In the past, people tried to make specialized models that could serve marginalized groups equally. However, because different groups have unique needs and challenges, this approach often falls short in meeting the diverse needs of all users. Since foundation models like these are used in many aspects of technology, we need to go beyond fairness based on groups and focus on creating systems that work well for each individual, especially those who are marginalized. (challenge-code MSR-C3)
To do this, we need to define what it means to be marginalized in a way that makes sense both socially and mathematically. This requires knowledge from across arts and humanities research areas that have experience in dealing with the idea of marginalized groups. Solving this challenge means bringing together experts from various fields to turn theories into practical tools and designs.

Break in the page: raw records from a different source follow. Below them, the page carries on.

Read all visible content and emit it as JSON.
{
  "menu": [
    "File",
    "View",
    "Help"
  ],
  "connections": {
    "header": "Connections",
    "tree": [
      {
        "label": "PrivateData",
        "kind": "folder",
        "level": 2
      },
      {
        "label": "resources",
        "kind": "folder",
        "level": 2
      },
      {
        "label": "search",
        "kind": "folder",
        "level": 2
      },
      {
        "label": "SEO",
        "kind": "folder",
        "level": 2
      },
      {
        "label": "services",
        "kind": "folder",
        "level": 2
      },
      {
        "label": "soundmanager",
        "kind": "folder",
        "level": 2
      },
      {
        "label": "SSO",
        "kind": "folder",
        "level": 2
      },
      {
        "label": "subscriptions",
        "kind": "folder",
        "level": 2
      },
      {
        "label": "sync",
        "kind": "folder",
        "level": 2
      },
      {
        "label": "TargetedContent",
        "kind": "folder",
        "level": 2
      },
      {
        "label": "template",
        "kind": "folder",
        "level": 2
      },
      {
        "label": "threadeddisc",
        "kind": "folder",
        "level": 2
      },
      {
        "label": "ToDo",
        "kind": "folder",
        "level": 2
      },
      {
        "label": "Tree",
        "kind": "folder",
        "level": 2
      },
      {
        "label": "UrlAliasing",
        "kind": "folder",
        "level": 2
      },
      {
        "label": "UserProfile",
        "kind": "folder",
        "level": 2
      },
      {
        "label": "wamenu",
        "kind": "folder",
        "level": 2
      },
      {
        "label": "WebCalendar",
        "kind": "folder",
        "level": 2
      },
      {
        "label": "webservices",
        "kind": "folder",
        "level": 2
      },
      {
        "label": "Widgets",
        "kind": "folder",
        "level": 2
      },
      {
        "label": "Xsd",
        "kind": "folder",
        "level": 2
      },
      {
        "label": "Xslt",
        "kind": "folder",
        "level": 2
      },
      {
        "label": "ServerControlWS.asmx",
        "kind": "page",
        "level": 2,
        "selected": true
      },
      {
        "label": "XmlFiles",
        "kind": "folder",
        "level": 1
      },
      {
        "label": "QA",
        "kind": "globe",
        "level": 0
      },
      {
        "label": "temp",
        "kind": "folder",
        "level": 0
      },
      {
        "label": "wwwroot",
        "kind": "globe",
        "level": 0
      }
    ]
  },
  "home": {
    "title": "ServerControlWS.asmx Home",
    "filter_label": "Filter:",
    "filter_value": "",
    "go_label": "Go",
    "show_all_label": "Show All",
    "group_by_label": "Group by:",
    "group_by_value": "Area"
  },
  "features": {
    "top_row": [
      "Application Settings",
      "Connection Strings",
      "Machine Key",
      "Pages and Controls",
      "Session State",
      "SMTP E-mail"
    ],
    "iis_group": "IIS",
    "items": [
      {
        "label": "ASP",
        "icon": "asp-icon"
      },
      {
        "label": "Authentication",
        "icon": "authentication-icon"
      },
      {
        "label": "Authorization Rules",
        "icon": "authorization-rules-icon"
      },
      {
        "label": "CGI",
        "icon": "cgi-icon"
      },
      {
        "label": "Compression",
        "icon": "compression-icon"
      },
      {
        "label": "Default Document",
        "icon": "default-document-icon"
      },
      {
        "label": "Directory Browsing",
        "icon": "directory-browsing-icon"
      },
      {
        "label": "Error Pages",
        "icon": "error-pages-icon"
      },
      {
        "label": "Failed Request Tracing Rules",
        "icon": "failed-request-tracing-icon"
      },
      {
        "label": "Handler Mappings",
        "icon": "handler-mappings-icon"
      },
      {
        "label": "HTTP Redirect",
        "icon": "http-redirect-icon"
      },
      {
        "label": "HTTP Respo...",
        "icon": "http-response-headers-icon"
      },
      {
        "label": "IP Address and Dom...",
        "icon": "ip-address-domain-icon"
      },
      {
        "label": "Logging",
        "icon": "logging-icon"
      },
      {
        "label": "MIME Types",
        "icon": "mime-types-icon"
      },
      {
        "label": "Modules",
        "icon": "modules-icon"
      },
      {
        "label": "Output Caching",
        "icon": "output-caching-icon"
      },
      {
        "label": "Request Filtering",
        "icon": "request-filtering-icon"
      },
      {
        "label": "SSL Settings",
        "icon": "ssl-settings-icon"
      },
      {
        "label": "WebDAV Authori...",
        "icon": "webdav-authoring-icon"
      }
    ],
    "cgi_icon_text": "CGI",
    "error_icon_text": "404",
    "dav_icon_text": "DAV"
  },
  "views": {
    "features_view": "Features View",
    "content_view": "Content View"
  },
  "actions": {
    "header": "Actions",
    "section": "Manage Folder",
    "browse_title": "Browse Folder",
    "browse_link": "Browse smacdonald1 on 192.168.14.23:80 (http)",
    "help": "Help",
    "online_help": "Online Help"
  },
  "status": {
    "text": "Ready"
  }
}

Ultimately, the goal is to make AI technology that is inclusive and fair, so it doesn’t widen the gap between different groups in society but instead narrows it.
The Teachable AI Experiences (Tai X) is a multi-disciplinary team at Microsoft Research Lab – Cambridge (MSR) that brings together human experience and machine learning to push the state of the art in human-AI experiences. The multiple disciplines work closely together through the building of systems, addressing questions that arise through human-centred innovation in design patterns and machine learning.
We invite research proposals that draw on a deep understanding of how marginalization has been studied and measured, and researchers who are interested in working with us to think about how we might operationalize some of these concepts into measures or design mitigations that support responsible AI practices. Alongside any research papers, we encourage proposals to include practical outputs useful to industry, such as:
- a white paper on defining the concept of “margins” and the opportunities and fairness challenges that arise when using advanced AI models; and
- socio-technical frameworks that help engineering teams understand how to assess the quality of the AI models they create and the experiences they build using these models, especially when it comes to serving marginalized groups of people.
The Fellow will collaborate with the Teachable AI Experiences team at Microsoft Research Cambridge, UK. This team works on various aspects of human-AI interactions and aims to create systems that address questions related to designing AI in a way that puts people at the centre.
How it will work
- If the application is successful, MSR will work with the fellow to refine the project plan, agreeing on shared goals and outcomes as well as a timeline for shared collaboration milestones and a cadence for meetings virtually and in-person, as appropriate.
- MSR will support the fellow in terms of onboarding and providing an MSR research contact and engaging in regular meetings.
- MSR is set up for hybrid working but a level of in-person contact at our lab in Cambridge, UK would be beneficial, especially towards the start of the project.
- We expect the fellow to factor into their budget proposal travel, accommodation and subsistence costs and any specific research costs they envision.